We present a mode-locked VECSEL emitting 400-fs pulses at a 3 GHz repetition rate at 1040 nm, amplified by a cascaded ytterbium doped fiber amplifier system to an average power of 40 W. The 3-ps duration amplified pulses are recompressed to their original 400-fs duration using a high-throughput transmission grating compressor. The recompressed pulses are used to generate supercontinuum with two different photonic crystal fibers (PCFs); an all-normal dispersion PCF and a PCF with a zero-dispersion wavelength at 1040 nm, creating spectra with 20 dB bandwidths of 200 nm with 3.9 W average power and 280 nm with 2.5 W average power respectively.
We demonstrate a lithium triborate (LBO) optical parametric oscillator (OPO), which is synchronously pumped with a
pulse-compressed and frequency-doubled master-oscillator power-amplifier (MOPA) system consisting of a gain-switched
laser diode and a series of Ytterbium-doped fiber amplifiers.
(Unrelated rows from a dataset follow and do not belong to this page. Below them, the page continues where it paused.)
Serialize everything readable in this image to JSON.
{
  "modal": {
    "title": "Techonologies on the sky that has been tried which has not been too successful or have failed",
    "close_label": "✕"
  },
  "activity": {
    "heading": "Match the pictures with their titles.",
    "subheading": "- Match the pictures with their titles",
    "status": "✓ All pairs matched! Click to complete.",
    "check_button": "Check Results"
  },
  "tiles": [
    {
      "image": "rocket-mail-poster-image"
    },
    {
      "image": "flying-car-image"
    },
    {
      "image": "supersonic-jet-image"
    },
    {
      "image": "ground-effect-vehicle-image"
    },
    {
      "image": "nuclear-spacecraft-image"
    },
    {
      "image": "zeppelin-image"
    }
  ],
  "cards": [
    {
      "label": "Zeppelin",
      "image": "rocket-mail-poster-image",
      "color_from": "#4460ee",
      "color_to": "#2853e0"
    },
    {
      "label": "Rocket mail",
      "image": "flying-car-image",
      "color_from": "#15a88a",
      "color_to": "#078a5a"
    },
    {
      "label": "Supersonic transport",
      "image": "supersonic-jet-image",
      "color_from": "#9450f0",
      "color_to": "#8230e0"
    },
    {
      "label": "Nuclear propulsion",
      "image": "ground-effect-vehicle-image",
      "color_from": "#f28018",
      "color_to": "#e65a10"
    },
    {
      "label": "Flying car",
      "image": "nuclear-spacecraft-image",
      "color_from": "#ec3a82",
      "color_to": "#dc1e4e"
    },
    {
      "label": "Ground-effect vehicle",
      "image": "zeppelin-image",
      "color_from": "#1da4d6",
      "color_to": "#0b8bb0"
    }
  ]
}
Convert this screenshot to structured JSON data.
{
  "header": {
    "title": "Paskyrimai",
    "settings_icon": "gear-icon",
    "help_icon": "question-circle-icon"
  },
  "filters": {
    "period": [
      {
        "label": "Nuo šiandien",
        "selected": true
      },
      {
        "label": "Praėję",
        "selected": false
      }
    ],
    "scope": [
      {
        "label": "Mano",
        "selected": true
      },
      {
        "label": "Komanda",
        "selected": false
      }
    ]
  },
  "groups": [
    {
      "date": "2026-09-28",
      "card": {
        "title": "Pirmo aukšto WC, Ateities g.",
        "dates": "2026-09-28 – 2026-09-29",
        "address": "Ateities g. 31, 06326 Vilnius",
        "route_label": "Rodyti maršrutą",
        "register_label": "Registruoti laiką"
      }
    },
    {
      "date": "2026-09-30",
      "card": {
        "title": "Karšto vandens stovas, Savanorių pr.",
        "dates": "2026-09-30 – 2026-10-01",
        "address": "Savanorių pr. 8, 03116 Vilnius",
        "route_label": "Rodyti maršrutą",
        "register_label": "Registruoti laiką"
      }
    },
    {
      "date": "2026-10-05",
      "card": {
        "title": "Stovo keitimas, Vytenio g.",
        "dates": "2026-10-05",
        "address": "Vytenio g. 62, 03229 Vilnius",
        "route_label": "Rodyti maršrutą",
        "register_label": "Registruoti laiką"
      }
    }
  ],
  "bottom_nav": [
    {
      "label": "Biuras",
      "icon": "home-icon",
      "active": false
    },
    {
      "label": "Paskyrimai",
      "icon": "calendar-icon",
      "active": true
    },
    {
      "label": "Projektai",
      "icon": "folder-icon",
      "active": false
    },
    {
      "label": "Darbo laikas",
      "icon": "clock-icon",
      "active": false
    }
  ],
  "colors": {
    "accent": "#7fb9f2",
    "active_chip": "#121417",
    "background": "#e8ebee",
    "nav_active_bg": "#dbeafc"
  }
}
The 20ps pulses from the MOPA were
compressed in a transmission grating compressor down to 4.4ps with a throughput efficiency of ~70% and subsequently
frequency-doubled with an efficiency of ~60% in a 20mm long LBO to a maximum of ~25W. With a typical pump
power of 17W for the OPO, we obtained a maximum combined signal and idler output power of 2.5W (at 877nm) and
1.7W (at 1.3μm). Individually, a maximum signal power of up to 3.7W at 740 nm was obtained with a signal pulse
duration of ~3.2ps. The OPO was widely tunable from 651nm-1040nm (signal) and from 1081nm-2851nm (idler). To
the best of our knowledge, this is the highest output power from a green-pumped LBO OPO. The fiber-based pump
source can potentially be operated between 100MHz and 1GHz, which in combination with the few-picosecond pulses
and the near-IR tunability of the OPO is a very attractive source for nonlinear microscopy.
We report recent advances in the development of fibers for the delivery and generation of both single-mode and heavily
multimode laser beams as well as recent progress in fibers for supercontinuum generation in spectral regimes spanning
the visible to mid-IR.
We have performed numerical simulations to investigate the optimization of compound glass microstructured optical
fibers for mid IR supercontinuum generation beyond the low loss transmission window of silica, using pump
wavelengths in the range 1.55-2.25 mm. Large mode area fibers for high powers, and small core fiber designs for low
powers, are proposed for a variety of glasses. Modeling results showed that for Bismuth and lead oxide glasses, which
have nonlinearities ~10 x that of silica, matching the dispersion profile to the pump wavelength is essential. For
chalcogenide glasses, which have much higher nonlinearities, the dispersion profile is less important. The pump pulses
have duration of <1 ps, and energy <30 nJ. The fiber lengths required for generating continuum were <40 mm, so the
losses of the fibers were not a limiting factor. Compared to planar rib-waveguides or fiber-tapers, microstructured fiber
technology has the advantages of greater flexibility for tailoring the dispersion profile over a broad wavelength span, and
a much wider possible range of device lengths.
We review recent advances in Yb fiber lasers and amplifiers for high power short pulse systems. We go on to describe associated recent developments in fiber components for use in such systems. Examples include microstructured optical fibers for pulse compression and supercontinuum generation, and advanced fiber grating technology for chirped-pulse amplifier systems.
The combination of wavelength-scale features and design flexibility offered by holey fibers leads to a significanlty broader range of optical properties than is possible in conventional optical fibers. Of particular interest, holey fibers offer the combination of broadband single mode guidance and large mode areas, and such fibers are promising for high power delivery applications such as including laser welding and machining, and for fiber lasers and amplifiers. Holey fiber technology has now reached the point that km-lengths of polymer-coated fiber with less than 1 dB/km loss at 1550nm are possible. As well as being of fundamental scientific interest, the novel guidance properties of holey fibers can be exploited to develop technologically important devices. Here recent advances in holey fibers will be presented, with a particular focus on recent results in developing holey fiber-based lasers.